Are real numbers real?

In the past months, I have pointed out a few times that real numbers have no reason to exist in physics, if only because our measurement instruments don't have an infinite precision and range. In general, this point, which I believe should make any physicist nervous, does not get much traction. Maybe most people simply … Continue reading Are real numbers real?


Fête de la science 2007

We spent a day with the family at the 2007 edition of Fête de la science (a sort of national science day). We went to the Valrose campus in Nice, where many experiments and shows presented science in a way that was accessible to children and distracting to adults. Among other things, there were: Remains … Continue reading Fête de la science 2007

How To Teach Special Relativity

How to Teach Special Relativity is a famous article by John Bell where he advocates that the way we teach relativity does not give good results. He describes an experiment now known as Bell's spaceship paradox (even if Bell did not invent it): In Bell's version of the thought experiment, two spaceships, which are initially … Continue reading How To Teach Special Relativity

And the winner is…

My favorite Ig Nobel prize this year is in Linguistics: LINGUISTICS: Juan Manuel Toro, Josep B. Trobalon and Núria Sebastián-Gallés, of Universitat de Barcelona, for showing that rats sometimes cannot tell the difference between a person speaking Japanese backwards and a person speaking Dutch backwards.
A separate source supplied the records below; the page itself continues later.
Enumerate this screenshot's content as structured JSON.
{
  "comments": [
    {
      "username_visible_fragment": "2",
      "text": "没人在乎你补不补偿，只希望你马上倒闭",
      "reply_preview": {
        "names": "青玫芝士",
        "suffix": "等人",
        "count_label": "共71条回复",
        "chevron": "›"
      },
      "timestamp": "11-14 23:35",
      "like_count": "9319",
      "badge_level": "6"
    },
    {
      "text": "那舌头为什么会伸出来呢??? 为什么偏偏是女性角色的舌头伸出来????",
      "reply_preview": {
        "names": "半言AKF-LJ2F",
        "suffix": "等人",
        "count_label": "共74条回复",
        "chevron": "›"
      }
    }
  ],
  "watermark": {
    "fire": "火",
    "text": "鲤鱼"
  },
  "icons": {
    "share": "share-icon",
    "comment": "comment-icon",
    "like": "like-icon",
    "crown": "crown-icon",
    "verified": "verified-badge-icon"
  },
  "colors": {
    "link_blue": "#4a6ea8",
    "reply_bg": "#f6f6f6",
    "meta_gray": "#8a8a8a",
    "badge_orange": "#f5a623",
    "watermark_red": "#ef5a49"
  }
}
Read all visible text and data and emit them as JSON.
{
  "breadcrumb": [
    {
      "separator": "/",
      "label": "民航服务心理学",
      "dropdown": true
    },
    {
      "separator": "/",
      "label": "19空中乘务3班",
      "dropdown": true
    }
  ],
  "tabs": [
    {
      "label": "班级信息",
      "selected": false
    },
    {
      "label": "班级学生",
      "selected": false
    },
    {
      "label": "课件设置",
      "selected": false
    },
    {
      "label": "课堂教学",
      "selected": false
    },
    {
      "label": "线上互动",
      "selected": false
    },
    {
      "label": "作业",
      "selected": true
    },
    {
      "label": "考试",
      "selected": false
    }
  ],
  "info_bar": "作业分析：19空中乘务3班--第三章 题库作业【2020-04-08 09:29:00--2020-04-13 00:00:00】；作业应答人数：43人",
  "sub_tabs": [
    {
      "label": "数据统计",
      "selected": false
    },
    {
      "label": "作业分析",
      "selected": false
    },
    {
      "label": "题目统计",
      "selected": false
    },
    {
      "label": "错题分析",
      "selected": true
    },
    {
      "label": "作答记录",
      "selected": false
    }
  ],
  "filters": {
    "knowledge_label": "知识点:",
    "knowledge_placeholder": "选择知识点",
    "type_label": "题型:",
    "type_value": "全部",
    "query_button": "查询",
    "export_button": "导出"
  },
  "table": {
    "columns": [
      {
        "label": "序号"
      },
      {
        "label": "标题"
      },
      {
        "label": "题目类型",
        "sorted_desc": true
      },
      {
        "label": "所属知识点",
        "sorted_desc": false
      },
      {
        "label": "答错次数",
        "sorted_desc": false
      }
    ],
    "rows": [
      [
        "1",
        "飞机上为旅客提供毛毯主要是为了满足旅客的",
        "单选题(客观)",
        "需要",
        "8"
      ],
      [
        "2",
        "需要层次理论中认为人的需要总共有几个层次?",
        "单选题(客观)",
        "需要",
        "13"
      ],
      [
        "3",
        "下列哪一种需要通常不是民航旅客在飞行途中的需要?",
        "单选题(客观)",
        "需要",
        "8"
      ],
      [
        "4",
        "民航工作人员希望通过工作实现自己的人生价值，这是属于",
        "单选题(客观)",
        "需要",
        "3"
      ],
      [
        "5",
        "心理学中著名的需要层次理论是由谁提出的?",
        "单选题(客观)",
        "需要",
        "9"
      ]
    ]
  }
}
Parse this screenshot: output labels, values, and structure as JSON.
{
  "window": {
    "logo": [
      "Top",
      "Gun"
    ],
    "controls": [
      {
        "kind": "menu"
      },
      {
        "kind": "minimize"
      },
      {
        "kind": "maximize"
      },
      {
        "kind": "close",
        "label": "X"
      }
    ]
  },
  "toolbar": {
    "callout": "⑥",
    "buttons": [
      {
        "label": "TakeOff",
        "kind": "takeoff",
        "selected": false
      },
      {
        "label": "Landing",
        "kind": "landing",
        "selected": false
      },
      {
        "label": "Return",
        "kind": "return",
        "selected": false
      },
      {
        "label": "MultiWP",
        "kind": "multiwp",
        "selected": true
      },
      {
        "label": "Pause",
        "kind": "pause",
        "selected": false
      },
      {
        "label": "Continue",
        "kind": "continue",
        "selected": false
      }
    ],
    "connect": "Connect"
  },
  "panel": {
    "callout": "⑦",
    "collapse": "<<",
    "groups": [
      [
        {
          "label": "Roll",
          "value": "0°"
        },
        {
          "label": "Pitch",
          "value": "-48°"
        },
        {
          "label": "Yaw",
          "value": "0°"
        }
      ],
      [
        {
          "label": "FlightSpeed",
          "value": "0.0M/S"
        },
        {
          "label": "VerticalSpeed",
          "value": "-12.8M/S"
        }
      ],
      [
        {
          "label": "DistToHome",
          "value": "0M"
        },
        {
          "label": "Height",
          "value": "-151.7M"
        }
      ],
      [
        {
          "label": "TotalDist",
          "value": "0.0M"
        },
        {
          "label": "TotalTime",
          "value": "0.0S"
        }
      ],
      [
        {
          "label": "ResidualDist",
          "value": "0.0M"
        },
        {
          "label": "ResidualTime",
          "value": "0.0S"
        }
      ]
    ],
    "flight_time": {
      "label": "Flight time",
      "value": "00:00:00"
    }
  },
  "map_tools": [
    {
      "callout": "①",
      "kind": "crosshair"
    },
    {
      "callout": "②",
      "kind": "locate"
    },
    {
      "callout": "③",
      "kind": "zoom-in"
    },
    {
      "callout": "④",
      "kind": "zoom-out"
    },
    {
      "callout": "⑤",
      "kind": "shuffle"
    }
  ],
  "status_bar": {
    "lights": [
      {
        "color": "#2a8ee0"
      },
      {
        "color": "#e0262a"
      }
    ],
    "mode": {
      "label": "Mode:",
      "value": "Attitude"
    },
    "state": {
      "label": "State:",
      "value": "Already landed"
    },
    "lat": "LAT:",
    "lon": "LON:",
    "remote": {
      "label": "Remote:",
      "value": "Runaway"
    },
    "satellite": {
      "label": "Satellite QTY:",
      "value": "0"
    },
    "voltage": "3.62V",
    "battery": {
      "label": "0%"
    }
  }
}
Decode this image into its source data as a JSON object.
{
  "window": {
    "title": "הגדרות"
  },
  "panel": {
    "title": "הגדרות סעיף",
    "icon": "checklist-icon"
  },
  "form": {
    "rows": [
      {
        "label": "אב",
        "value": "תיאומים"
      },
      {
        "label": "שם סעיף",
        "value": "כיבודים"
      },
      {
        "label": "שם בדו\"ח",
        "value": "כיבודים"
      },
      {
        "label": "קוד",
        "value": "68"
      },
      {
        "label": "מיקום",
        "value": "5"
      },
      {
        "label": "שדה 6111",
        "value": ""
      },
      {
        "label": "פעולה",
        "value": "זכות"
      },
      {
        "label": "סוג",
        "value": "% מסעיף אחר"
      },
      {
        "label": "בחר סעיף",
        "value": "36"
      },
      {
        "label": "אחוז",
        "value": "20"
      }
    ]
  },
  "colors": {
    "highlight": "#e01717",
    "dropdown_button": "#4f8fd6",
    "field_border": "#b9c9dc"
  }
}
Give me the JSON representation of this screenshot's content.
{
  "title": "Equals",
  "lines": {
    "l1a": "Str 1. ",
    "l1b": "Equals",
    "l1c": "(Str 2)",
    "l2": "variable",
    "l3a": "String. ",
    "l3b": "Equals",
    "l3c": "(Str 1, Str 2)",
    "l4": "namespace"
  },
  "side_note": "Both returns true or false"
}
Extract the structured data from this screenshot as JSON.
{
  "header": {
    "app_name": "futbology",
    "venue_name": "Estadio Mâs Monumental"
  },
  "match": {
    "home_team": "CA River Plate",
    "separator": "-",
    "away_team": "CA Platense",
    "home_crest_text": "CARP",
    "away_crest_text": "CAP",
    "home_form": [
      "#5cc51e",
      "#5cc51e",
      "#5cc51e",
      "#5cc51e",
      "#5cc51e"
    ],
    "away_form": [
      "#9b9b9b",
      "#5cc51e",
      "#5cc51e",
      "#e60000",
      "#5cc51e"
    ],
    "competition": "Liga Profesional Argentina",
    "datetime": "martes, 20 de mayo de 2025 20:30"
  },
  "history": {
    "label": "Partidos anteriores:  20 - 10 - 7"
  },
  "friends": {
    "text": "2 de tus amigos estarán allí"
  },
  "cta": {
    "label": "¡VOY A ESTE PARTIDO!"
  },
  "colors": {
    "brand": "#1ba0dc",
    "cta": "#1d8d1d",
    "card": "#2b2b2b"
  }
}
A close second is in aviation: AVIATION: Patricia V. Agostino, … Continue reading And the winner is…

Quantum mechanics for dummies

Having just shared a concern about how science is being taught, it may be useful to explain what I think would be a better way to teach it. Here is one of the many ways you can use the layman's intuition to explain quantum mechanics, for instance the famous double slit experiment: Imagine a surface … Continue reading Quantum mechanics for dummies

News of news

La Recherche La Recherche just issued a catalog of preconceptions in science. It is especially interesting in light of the recent controversy surrounding books by Lee Smolin and Peter Woit. The first article is about the following preconception: Science fights second-handed ideas (they translated as "second-handed ideas" what I translated as "preconceptions", the original French … Continue reading News of news